Cycling is a great low-impact sport that works many of the large muscle groups, however it is not without issues. One common ailment if not done correctly is neck pain. Neck pain is most often caused by neck hypertension, usually caused by the position of your body while riding and the lack of flexibility.
The Cause of Neck Pain
The main set of muscles that helps support your head are the deep neck flexors. If they become weak, then it is up to the trapezius muscles that run from the base of your skull to the shoulder to support your head. If the trapezius muscles become fatigued and can no longer work to support your head, it shows up as neck pain.
To relieve neck pain for the long-term, it is necessary to strengthen the deep neck flexors so the trapezius doesn’t have to work so hard. To do this, lie on the floor on your back with the back of your head touching the floor. With knees bent, focus your eyes (without moving your head yet) on a point just above your knees. Now slowly start to move your head (without raising your head off of the ground) to the point where your eyes are focused – much like a slow nodding gesture. Hold the head downward stretch for 5-10 seconds; then return to the starting position. Repeat 10 times per day.

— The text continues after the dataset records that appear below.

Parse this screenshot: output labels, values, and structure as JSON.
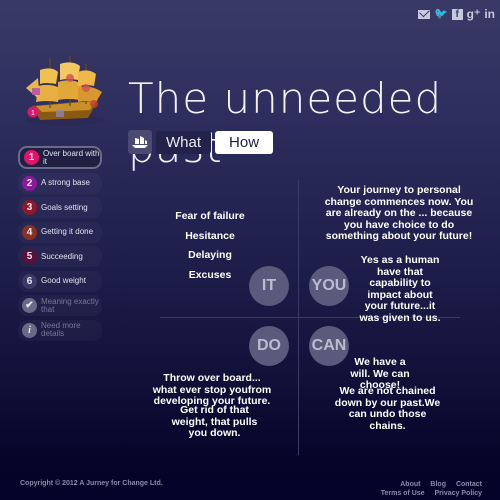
{
  "social": {
    "items": [
      {
        "icon": "mail-icon",
        "glyph": ""
      },
      {
        "icon": "twitter-icon",
        "glyph": "🐦"
      },
      {
        "icon": "facebook-icon",
        "glyph": "f"
      },
      {
        "icon": "google-plus-icon",
        "glyph": "g⁺"
      },
      {
        "icon": "linkedin-icon",
        "glyph": "in"
      }
    ]
  },
  "header": {
    "title": "The unneeded past"
  },
  "tabs": {
    "icon": "ship-icon",
    "what": "What",
    "how": "How",
    "active": "How"
  },
  "steps": [
    {
      "num": "1",
      "label": "Over board with it",
      "color": "#e0146a",
      "active": true
    },
    {
      "num": "2",
      "label": "A strong base",
      "color": "#8a1a9a"
    },
    {
      "num": "3",
      "label": "Goals setting",
      "color": "#8a1a2a"
    },
    {
      "num": "4",
      "label": "Getting it done",
      "color": "#8a3020"
    },
    {
      "num": "5",
      "label": "Succeeding",
      "color": "#5a1038"
    },
    {
      "num": "6",
      "label": "Good weight",
      "color": "#3a3a64"
    },
    {
      "num": "✔",
      "label": "Meaning exactly that",
      "color": "#6a6a88",
      "dim": true,
      "icon": "check-icon"
    },
    {
      "num": "i",
      "label": "Need more details",
      "color": "#6a6a88",
      "dim": true,
      "icon": "info-icon"
    }
  ],
  "quadrants": {
    "it": {
      "badge": "IT",
      "items": [
        "Fear of failure",
        "Hesitance",
        "Delaying",
        "Excuses"
      ]
    },
    "you": {
      "badge": "YOU",
      "text1": "Your journey to personal change commences now. You are already on the ... because you have choice to do something about your future!",
      "text2": "Yes as a human have that capability to impact about your future...it was given to us."
    },
    "do": {
      "badge": "DO",
      "text1": "Throw over board... what ever stop youfrom developing your future.",
      "text2": "Get rid of that weight, that pulls you down."
    },
    "can": {
      "badge": "CAN",
      "text1": "We have a will. We can choose!",
      "text2": "We are not chained down by our past.We can undo those chains."
    }
  },
  "footer": {
    "copyright": "Copyright © 2012 A Jurney for Change Ltd.",
    "links_row1": [
      "About",
      "Blog",
      "Contact"
    ],
    "links_row2": [
      "Terms of Use",
      "Privacy Policy"
    ]
  }
}
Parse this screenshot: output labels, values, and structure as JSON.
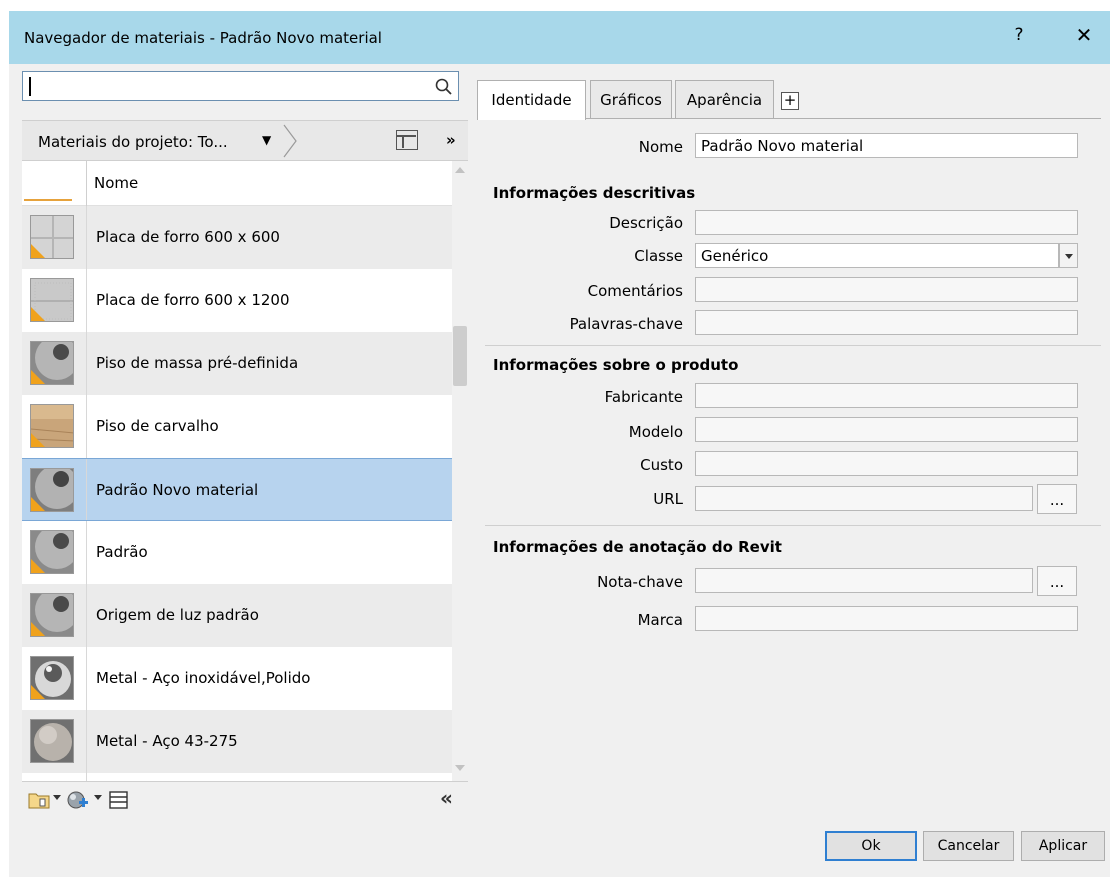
{
  "window": {
    "title": "Navegador de materiais - Padrão Novo material",
    "help_label": "?",
    "close_label": "✕"
  },
  "left": {
    "search": {
      "value": "",
      "placeholder": ""
    },
    "filter": {
      "label": "Materiais do projeto: To...",
      "more_label": "»"
    },
    "list_header": "Nome",
    "materials": [
      {
        "name": "Placa de forro 600 x 600",
        "icon": "ceiling-tile-600-icon"
      },
      {
        "name": "Placa de forro 600 x 1200",
        "icon": "ceiling-tile-1200-icon"
      },
      {
        "name": "Piso de massa pré-definida",
        "icon": "sphere-gray-icon"
      },
      {
        "name": "Piso de carvalho",
        "icon": "wood-icon"
      },
      {
        "name": "Padrão Novo material",
        "icon": "sphere-gray-icon",
        "selected": true
      },
      {
        "name": "Padrão",
        "icon": "sphere-gray-icon"
      },
      {
        "name": "Origem de luz padrão",
        "icon": "sphere-gray-icon"
      },
      {
        "name": "Metal - Aço inoxidável,Polido",
        "icon": "sphere-chrome-icon"
      },
      {
        "name": "Metal - Aço 43-275",
        "icon": "sphere-steel-icon"
      }
    ],
    "collapse_label": "«"
  },
  "tabs": [
    "Identidade",
    "Gráficos",
    "Aparência"
  ],
  "tab_add_label": "+",
  "identity": {
    "name_label": "Nome",
    "name_value": "Padrão Novo material",
    "sections": {
      "descriptive": {
        "title": "Informações descritivas",
        "description_label": "Descrição",
        "description_value": "",
        "class_label": "Classe",
        "class_value": "Genérico",
        "comments_label": "Comentários",
        "comments_value": "",
        "keywords_label": "Palavras-chave",
        "keywords_value": ""
      },
      "product": {
        "title": "Informações sobre o produto",
        "manufacturer_label": "Fabricante",
        "model_label": "Modelo",
        "cost_label": "Custo",
        "url_label": "URL",
        "ellipsis": "..."
      },
      "revit": {
        "title": "Informações de anotação do Revit",
        "keynote_label": "Nota-chave",
        "mark_label": "Marca",
        "ellipsis": "..."
      }
    }
  },
  "footer": {
    "ok": "Ok",
    "cancel": "Cancelar",
    "apply": "Aplicar"
  },
  "colors": {
    "titlebar": "#a8d8ea",
    "selection": "#b7d3ee",
    "warning": "#f0a21c"
  }
}
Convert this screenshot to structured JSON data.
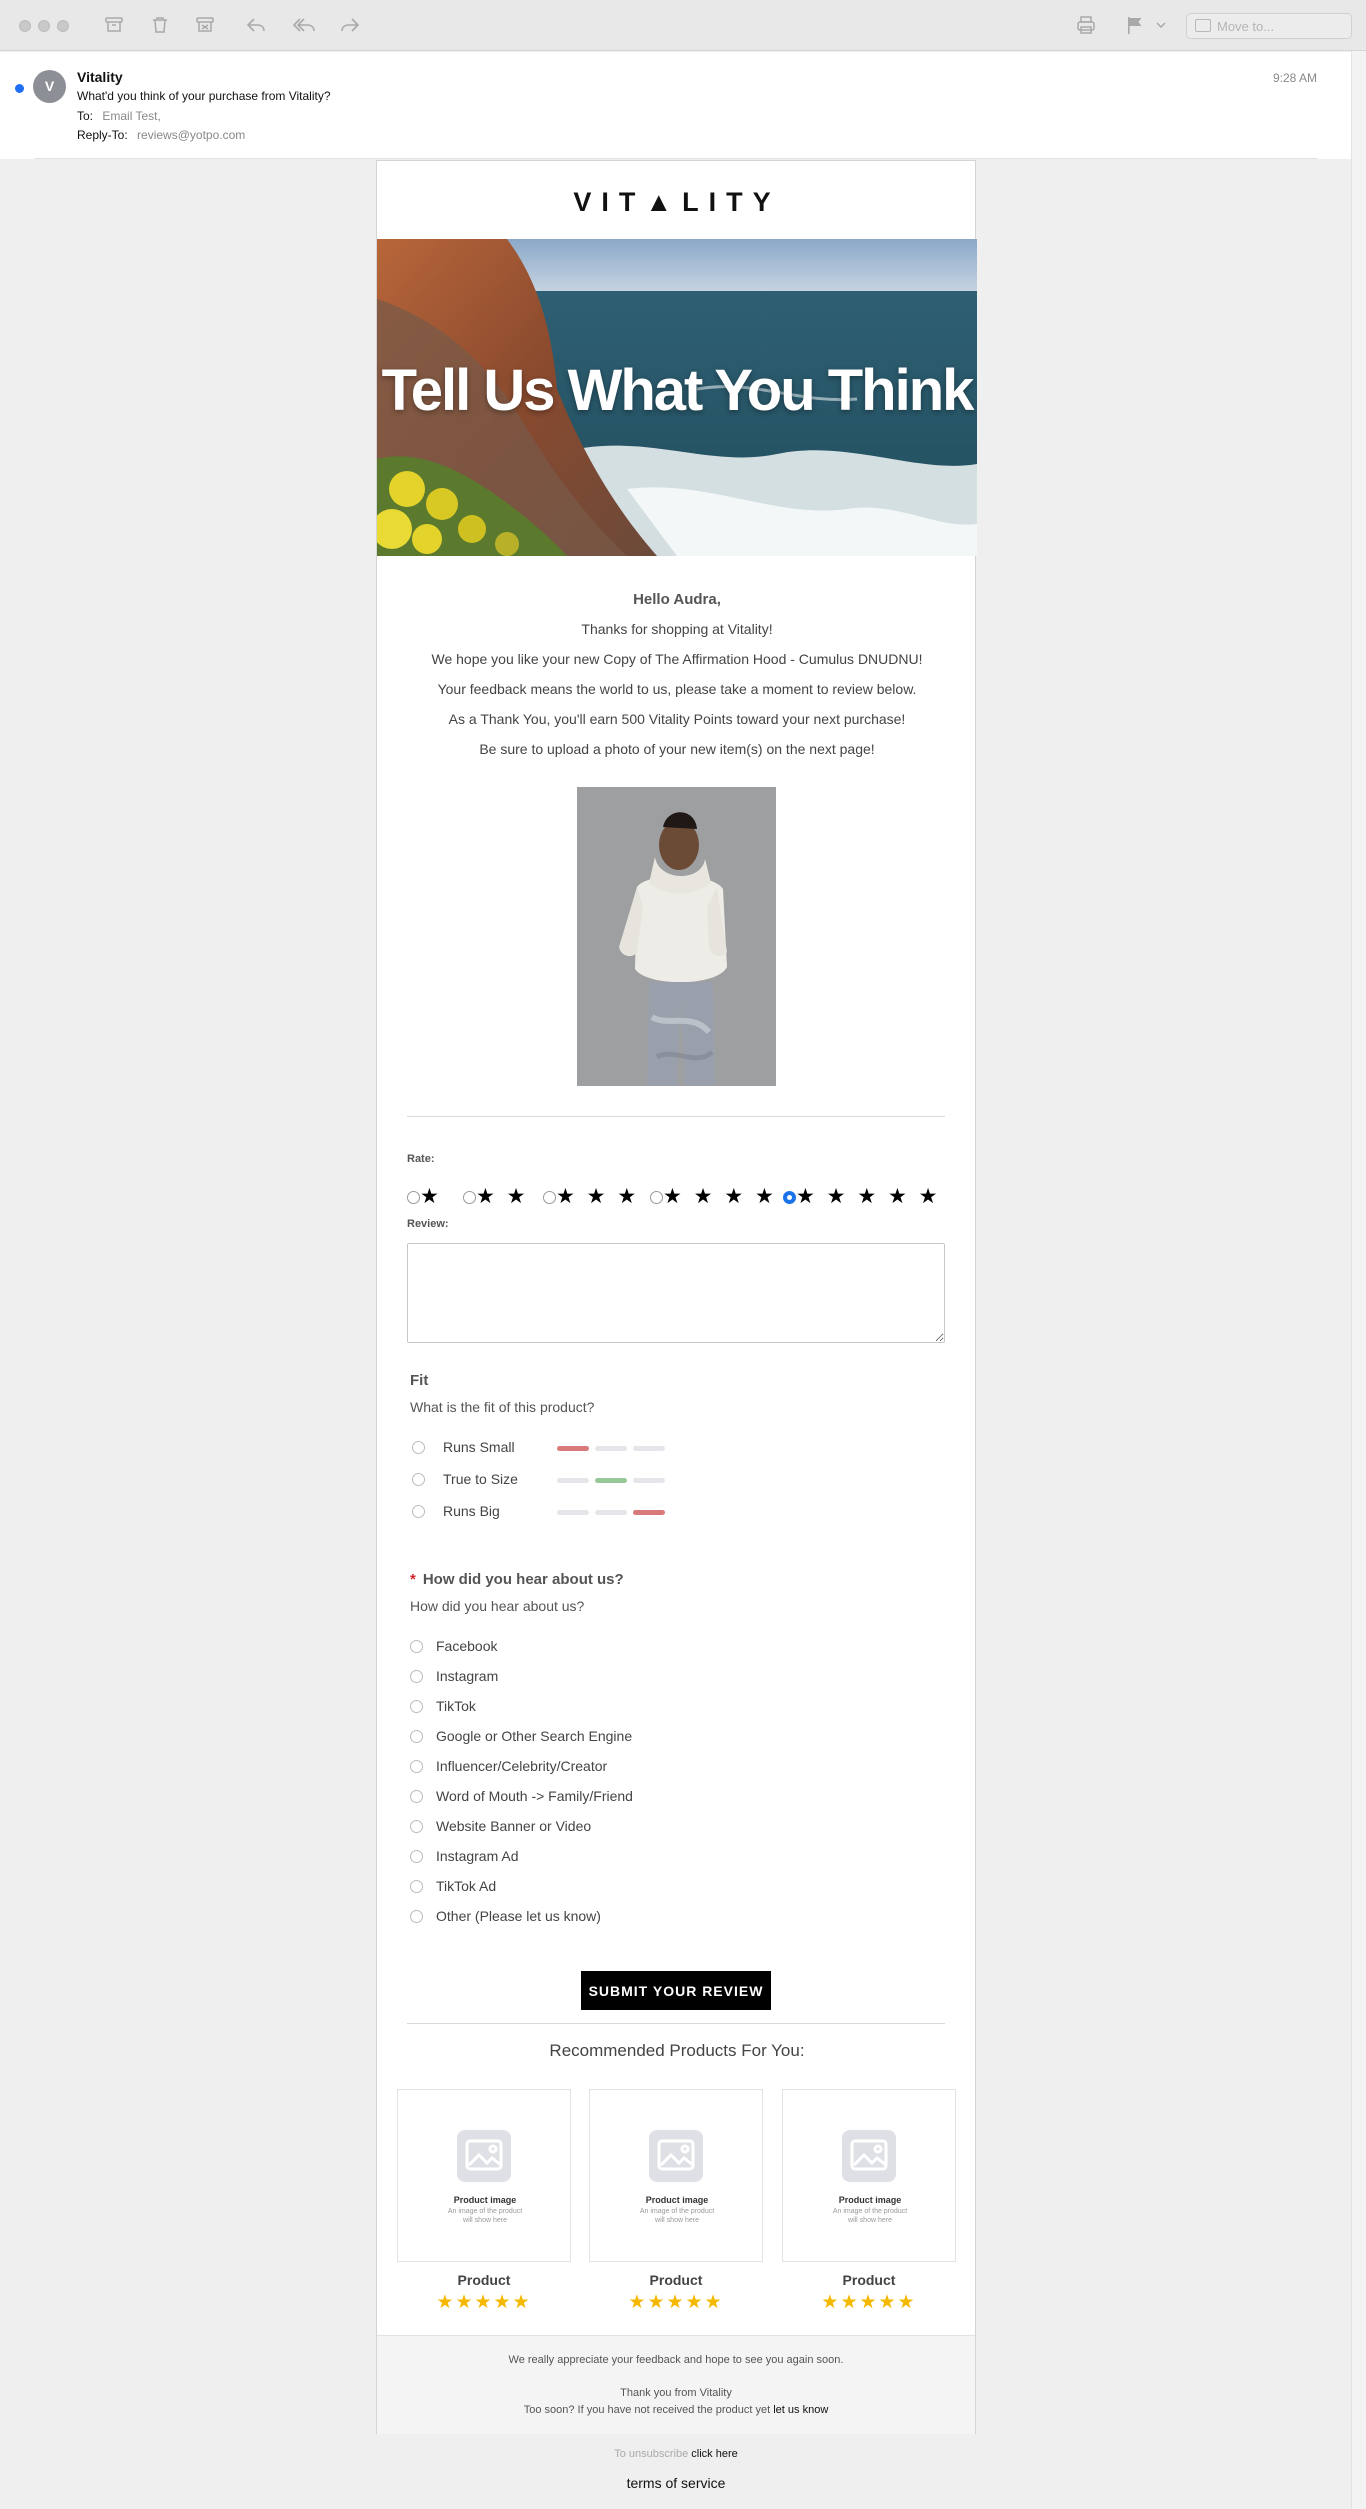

Stretch Before and After Riding
To help keep the neck muscles strong, perform some stretching before and after each ride – much like warming up and cooling down before and after other forms of exercising. To stretch the neck, perform a range-of-motion exercises by:
- moving your head up and down as in a nodding motion.
- Rotating your head side to side ensuring you are twisting it as far as it will go both left and right.
- Tilting your head so that your right ear touches your right shoulder. Do the same with your left ear.
Do these three exercises until your neck muscles feel loose.
The position of your head and neck can contribute to having neck pain. Try to maintain a straight line from your hips to your head. If your head is too far forward, it puts strain on your neck muscles trying to support it.
If your handlebars are too low, so that you have to tilt your head up to see, try turning your handlebars over so they end up being higher up. This will allow you to see without causing excessive strain on your neck. If that doesn’t work, you may have to get a longer handlebar stem.
By riding in the correct position, stretching before and after riding, and building up the deep neck flexor muscles, you should have very little, if any, neck pain. If after doing these steps neck pain persists, see your healthcare professional to search out other causes of your neck pain.